All prices are net of any applicable factory incentives, plus tax, license and up to $150 documentary service fee. All vehicles are 1 only. Photos for illustration purposes only and may vary from actual vehicle. Contact dealer for details.
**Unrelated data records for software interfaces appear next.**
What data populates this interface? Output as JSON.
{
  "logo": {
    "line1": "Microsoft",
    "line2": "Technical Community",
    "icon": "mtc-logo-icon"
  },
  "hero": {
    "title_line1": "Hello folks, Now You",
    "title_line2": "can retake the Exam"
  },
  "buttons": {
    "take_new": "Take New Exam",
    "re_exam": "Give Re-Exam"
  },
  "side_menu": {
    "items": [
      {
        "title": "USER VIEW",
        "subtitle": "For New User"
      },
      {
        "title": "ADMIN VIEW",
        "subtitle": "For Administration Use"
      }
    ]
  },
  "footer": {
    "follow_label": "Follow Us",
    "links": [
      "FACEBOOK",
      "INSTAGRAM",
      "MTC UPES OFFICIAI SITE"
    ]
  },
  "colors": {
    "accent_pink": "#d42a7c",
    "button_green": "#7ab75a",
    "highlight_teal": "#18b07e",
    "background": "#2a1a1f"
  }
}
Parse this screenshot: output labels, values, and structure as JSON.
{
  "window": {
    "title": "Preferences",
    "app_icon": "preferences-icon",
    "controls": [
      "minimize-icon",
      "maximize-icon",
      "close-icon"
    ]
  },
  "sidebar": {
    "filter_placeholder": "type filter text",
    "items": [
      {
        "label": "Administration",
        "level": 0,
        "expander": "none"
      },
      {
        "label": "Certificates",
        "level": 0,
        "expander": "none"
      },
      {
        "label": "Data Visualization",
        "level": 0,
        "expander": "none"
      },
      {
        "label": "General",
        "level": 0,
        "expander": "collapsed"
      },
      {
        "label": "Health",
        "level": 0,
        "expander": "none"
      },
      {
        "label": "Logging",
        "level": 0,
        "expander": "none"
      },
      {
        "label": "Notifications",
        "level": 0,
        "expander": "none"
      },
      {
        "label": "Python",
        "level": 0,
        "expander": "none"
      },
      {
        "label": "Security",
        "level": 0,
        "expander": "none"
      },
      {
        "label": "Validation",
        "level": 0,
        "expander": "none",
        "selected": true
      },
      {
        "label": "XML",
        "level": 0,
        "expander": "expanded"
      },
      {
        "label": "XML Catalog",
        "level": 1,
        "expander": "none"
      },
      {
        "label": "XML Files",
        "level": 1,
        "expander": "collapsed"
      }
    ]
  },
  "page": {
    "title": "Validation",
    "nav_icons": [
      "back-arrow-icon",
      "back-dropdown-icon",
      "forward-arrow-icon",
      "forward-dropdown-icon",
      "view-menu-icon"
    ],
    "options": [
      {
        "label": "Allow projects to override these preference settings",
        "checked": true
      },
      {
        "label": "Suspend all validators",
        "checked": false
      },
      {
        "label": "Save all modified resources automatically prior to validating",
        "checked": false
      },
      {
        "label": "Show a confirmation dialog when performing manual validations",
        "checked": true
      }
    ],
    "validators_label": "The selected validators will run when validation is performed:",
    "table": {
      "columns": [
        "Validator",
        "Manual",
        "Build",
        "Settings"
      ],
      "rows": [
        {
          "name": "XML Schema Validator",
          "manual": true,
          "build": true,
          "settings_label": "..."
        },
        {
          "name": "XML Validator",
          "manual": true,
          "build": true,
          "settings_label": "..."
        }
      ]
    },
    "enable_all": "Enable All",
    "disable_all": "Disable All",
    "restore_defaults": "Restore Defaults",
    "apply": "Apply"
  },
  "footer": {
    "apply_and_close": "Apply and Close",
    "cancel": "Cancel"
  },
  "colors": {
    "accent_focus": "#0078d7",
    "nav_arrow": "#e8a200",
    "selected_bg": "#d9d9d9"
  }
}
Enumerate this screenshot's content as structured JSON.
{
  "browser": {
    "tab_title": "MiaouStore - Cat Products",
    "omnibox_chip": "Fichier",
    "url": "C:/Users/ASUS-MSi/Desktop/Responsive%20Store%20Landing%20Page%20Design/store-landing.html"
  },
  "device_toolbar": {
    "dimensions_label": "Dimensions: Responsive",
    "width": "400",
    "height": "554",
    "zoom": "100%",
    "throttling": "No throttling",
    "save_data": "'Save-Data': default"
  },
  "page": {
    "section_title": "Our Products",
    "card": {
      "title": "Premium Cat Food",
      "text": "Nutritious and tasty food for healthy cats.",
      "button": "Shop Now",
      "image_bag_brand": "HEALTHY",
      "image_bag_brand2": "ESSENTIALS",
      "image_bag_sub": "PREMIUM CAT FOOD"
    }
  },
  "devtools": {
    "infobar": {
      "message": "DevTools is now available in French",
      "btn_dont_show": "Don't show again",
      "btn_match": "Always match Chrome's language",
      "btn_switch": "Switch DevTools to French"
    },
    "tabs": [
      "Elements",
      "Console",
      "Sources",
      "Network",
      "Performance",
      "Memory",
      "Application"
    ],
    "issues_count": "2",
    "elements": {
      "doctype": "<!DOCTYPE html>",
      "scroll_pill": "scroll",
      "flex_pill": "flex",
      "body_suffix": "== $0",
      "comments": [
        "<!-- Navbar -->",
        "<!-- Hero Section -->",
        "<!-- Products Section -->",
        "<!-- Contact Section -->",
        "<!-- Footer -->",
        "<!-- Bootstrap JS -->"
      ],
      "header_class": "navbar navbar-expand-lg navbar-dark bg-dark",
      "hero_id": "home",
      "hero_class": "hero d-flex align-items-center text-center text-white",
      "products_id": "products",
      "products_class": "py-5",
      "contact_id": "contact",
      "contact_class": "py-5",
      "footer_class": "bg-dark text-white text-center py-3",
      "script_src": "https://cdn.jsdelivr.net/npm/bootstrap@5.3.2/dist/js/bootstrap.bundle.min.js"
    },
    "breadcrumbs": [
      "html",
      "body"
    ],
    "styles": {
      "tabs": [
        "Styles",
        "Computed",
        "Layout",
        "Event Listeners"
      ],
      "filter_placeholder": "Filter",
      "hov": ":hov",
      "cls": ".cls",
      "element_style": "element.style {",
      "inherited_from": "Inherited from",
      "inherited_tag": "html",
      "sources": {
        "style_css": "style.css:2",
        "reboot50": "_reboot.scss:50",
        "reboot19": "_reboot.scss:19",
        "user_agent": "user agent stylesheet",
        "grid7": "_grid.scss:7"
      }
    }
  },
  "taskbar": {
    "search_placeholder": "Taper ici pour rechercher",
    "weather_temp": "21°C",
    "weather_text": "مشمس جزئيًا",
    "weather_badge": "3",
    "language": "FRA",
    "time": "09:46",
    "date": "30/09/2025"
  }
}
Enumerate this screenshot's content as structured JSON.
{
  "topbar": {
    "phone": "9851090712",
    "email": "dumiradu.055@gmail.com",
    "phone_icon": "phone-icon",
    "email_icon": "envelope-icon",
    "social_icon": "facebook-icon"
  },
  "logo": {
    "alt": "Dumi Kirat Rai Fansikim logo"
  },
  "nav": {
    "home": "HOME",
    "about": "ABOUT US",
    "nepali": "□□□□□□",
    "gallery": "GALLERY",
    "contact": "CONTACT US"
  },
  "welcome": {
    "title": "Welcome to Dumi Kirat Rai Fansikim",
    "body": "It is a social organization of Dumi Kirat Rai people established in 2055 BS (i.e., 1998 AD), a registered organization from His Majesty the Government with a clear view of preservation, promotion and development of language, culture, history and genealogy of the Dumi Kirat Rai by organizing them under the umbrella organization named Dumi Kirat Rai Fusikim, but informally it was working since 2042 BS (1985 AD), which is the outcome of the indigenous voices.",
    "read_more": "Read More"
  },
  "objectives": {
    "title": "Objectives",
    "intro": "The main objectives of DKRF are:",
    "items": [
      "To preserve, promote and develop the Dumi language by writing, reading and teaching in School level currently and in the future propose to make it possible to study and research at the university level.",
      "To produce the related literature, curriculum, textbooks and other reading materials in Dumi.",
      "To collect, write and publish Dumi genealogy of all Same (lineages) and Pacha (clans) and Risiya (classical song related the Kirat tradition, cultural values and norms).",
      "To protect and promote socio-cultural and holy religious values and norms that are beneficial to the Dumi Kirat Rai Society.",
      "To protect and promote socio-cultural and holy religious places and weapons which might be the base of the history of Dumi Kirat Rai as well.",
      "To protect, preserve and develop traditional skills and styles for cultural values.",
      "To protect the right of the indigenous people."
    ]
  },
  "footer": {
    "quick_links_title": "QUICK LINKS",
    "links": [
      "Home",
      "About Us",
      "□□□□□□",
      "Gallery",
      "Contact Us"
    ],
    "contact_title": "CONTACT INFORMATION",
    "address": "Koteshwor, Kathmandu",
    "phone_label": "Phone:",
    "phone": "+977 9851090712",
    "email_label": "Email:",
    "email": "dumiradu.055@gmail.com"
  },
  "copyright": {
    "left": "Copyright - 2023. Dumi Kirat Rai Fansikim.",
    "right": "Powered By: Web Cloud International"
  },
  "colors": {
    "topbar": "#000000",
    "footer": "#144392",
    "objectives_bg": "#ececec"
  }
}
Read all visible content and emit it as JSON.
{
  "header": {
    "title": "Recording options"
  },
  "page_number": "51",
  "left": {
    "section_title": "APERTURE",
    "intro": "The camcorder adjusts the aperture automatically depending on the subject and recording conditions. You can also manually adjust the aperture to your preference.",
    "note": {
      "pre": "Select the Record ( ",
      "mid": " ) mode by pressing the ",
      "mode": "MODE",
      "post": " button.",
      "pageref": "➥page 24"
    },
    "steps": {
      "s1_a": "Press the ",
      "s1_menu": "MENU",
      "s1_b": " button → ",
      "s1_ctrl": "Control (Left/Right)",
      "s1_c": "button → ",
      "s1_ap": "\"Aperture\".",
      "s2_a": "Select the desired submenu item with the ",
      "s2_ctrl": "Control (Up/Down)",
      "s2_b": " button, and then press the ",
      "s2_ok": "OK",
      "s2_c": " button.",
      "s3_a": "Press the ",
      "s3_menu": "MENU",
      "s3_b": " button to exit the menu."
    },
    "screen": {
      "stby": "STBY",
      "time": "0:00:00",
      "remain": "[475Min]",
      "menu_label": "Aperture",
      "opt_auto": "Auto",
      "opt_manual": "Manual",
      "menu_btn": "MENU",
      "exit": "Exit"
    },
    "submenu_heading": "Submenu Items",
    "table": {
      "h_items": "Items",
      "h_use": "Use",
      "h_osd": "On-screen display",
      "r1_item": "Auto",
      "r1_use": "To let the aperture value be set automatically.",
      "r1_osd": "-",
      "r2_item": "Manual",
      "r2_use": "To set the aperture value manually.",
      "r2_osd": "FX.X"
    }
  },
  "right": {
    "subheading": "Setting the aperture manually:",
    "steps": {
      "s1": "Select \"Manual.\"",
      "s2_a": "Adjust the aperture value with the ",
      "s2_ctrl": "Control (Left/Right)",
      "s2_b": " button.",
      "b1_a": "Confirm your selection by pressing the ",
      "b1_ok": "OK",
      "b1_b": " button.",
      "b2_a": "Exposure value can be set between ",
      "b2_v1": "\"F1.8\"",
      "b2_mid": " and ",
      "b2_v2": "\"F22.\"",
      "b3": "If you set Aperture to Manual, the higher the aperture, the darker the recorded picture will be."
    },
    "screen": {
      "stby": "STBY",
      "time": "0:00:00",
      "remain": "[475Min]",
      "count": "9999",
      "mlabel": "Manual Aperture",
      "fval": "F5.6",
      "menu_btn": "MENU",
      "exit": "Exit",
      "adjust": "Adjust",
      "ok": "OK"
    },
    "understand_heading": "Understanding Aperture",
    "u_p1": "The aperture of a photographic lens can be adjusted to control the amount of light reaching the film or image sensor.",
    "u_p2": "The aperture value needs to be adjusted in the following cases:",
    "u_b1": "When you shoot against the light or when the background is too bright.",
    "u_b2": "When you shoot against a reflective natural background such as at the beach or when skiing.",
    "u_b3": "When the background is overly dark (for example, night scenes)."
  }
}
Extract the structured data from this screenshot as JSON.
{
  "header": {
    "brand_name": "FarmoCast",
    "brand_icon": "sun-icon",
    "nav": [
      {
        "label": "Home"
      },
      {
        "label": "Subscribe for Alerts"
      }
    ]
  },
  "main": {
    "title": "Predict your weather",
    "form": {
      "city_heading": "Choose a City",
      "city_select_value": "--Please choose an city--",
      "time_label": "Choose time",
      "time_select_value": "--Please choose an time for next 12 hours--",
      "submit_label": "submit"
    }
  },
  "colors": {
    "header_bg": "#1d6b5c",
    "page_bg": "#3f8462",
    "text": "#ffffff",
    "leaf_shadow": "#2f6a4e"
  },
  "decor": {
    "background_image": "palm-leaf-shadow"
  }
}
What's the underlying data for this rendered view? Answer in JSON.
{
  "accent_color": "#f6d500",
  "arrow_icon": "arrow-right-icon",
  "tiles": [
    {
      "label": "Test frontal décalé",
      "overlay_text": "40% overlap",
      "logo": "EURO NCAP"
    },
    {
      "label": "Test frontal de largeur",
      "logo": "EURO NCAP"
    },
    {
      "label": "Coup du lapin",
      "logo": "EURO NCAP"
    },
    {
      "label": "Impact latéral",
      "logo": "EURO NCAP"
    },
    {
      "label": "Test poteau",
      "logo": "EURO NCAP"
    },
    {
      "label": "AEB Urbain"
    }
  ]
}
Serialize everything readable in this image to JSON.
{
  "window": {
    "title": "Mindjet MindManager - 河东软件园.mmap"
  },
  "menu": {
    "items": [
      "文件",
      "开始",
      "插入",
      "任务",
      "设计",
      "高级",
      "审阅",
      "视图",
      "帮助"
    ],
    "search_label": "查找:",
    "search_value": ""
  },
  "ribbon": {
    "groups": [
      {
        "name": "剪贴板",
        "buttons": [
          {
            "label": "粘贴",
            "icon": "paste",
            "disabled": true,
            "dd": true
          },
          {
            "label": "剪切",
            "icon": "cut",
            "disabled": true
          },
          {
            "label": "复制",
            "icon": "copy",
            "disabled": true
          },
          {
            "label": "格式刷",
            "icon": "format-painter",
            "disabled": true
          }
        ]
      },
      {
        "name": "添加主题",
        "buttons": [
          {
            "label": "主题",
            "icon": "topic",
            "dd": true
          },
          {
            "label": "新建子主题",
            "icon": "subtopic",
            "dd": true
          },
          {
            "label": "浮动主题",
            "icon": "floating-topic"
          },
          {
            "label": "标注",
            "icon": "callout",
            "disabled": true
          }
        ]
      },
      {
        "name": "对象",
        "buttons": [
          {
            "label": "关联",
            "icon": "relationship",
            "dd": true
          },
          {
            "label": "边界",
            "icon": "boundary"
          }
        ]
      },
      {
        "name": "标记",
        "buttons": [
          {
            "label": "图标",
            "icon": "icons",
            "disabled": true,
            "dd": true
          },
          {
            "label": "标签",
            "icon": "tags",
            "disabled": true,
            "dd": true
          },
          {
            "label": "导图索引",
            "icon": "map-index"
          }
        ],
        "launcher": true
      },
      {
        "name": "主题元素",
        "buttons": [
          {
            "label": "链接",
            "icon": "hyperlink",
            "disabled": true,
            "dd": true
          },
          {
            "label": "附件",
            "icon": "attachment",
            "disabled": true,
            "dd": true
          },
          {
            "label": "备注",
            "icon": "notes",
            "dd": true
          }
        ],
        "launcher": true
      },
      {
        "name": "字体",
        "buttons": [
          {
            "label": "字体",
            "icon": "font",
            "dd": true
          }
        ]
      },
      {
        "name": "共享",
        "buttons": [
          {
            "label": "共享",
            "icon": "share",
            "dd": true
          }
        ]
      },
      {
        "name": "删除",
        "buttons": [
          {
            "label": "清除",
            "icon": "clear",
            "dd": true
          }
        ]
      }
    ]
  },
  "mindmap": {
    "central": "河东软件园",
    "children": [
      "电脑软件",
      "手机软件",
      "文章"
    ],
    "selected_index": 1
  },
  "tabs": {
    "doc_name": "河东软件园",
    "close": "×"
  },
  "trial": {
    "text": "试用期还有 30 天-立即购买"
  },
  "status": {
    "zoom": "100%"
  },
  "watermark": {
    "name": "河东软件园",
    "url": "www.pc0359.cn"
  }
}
Ad expires 4/30/12.


CHECK OUT THESE GREAT DEALS ON OUR USED INVENTORY! 2009 SUBARU FORESTER 2.5XT LIMITED AWD JF2SH66629H710761................... $27,104 2010 MAZDA3 JM1BL1SG0A1268610 ........................................................................... $16,824 2722T 2009 NISSAN XTERRA 4WD SN1AN08WX9C504898 ..................................................... $20,654 20227U 2005 BUICK LESABRE LIMITED 1G4HR54K55U159190 .................................................$8,624 20248U 2010 CHEVROLET HHR LS 3GNBAADB7AS519586 ...................................................... .$11,409 20244U 2009 KIA RIO SX KNADE223496469170........................................................................ $10,966 20251U 2006 CHEVROLET IMPALA LTZ 2G1WU581869225217 .................................................. $9,360 2888T 2008 DODGE RAM QUAD CAB 1500 1D7HU18208S575174 ....................................... $24,883 2886T 2007 FORD EDGE SEL AWD 2FMDK48C47BB31504 ....................................................... $17,963 2887T 2008 FORD RANGER XLT SUPERCAB 4 DR 4WD 1FTZR45E08PA80587 .................. .$15,996 2916T 2004 NISSAN FRONTIER XE-V6 KING CAB 4WD 1N6ED26YX4C419249 ................... $12,727 2921T 2002 FORD F150 XL SUPERCAB SHORT BED 2WD 1FTRX17232NB65403 ................. $8,886 2942T 2009 TOYOTA HIGHLANDER LIMITED 4WD JTEES42A892117822 .............................. $32,850 20377U 2006 KIA OPTIMA LX KNAGE124665028710 ................................................................... $8,768 2827T 2010 FORD ESCAPE FWD 1FMCU0D7XAKB56380 .......................................................... $18,186

2006 FORD FIVE HUNDRED SE 1FAFP23186G163832 ............................................... .$10,110 2003 LINCOLN TOWN CAR SIGNATURE 1LNHM82W93Y613131 ................................ $12,466 2962T 2011 CHEVROLET SILVERADO STD CAB 1500 1GCNCPEX2BZ352975 ....................... $19,336 20387U 2009 NISSAN ALTIMA 4DR 1N4BL21E39C186494 ...................................................... $19,993 20412U 2012 HYUNDAI ACCENT 4DR KMHCU4AE6CU085129 ................................................... $16,975 20391U 2006 FORD FOCUS 3DR 1FAFP31N76W176864 ............................................................... $6,595 20397U 2001 LINCOLN LS SEDAN 1LNHM87A21Y685508 ........................................................ $10,872 20398U 2011 FORD FUSION SE 3FAHP0HA7BR134699 ............................................................. $19,936 3003T 2011 MAZDA CX-7 CROSSOVER JM3ER2AM4B0368927 .............................................. $20,939 2975T 2011 FORD ESCAPE LIMITED 1FMCU9EG0BKC05672 .................................................. $27,429 2977T 2008 HYUNDAI SANTA FE SUV 5NMSG13D98H173925 ................................................. $16,450 20425U 2009 SUBARU OUTBACK SE 4S4BP61C197321464..................................................... $16,459 20423U 2009 SUBARU IMPREZA PREMIUM JF1GE61689H510820........................................ $19,129 20429U 2005 FORD MUSTANG V6 1ZVFT80N055120769 ......................................................... $15,106 20432U 2002 HONDA CIVIC SEDAN 2HGES16552H522583 ......................................................... $9,959








t680 "650#-7%t#63-*/(50/t

W W W. S K A G I T F O R D S U B A R U . C O M

Whidbey News-Times, April 28, 2012  
Whidbey News-Times, April 28, 2012  

April 28, 2012 edition of the Whidbey News-Times